This Muslim filmmaker finds himself quite at home in a Christian environment — during the wedding ceremony, Irene playfully swings on the bell rope in the church, and the priest doesn’t miss a beat, swerving from the wedding vows to an appeal to his congregation for donations to repair the building. That’s funny, but Laura’s devout, recovering alcoholic Argentinian husband (Ricardo Darín) is treated with due sincerity when he arrives and talks about how he prayed to Jesus at a low point in his life. Darín is one of Argentina’s best actors right now, and it’s a treat to see him interact with his Spanish co-stars. This sort of crossing of national lines is much rarer in Spanish-language cinema than it is in English, and it was Farhadi rather than a native-born Spaniard who made it happen.

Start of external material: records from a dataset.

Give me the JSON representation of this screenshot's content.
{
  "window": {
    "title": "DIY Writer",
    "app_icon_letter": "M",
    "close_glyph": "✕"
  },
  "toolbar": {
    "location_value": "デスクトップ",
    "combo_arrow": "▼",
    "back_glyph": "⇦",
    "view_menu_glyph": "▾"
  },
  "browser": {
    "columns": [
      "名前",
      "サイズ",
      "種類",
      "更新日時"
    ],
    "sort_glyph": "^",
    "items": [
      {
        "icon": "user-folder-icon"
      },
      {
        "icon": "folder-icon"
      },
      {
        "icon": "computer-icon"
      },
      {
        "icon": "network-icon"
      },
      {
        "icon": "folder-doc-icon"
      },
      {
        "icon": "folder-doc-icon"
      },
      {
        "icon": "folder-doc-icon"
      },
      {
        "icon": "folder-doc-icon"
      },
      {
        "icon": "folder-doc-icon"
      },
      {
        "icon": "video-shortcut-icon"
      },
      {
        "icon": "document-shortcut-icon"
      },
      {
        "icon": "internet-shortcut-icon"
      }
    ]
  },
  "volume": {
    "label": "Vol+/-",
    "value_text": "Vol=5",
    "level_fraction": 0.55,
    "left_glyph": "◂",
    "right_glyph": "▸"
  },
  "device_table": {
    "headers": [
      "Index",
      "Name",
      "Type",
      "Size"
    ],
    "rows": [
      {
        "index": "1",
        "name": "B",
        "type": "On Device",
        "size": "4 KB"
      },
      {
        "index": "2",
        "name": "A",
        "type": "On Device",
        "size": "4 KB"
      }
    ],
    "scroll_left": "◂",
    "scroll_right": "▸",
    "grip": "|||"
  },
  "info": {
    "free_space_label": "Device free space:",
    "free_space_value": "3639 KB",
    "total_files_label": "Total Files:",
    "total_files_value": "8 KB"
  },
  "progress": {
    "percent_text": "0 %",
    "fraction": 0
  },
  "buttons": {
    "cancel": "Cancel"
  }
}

I find this more accessible than Farhadi’s other films, but that may just be because my Spanish is better than my Farsi. I needed it, too, because the projection at América Cinemas at Gran Plaza (the only place in Tarrant County where it’s showing) was cutting off the top and bottom of the picture, including the English subtitles. If your Spanish isn’t up to scratch and the theater doesn’t fix the issue, you may want to wait for a version with subtitles. Regardless of how you see it, you’ll find Everybody Knows a gripping human drama worthy of standing with the films that Farhadi made in his own country such as A Separation and The Salesman. The film is coming to us at the same time as last year’s Foreign Film Oscar contenders, but it is a 2019 movie, and if Spain doesn’t submit this for consideration for the award next year, they’d better have a really good replacement.
Starring Penélope Cruz and Javier Bardem. Written and directed by Asghar Farhadi. Rated R.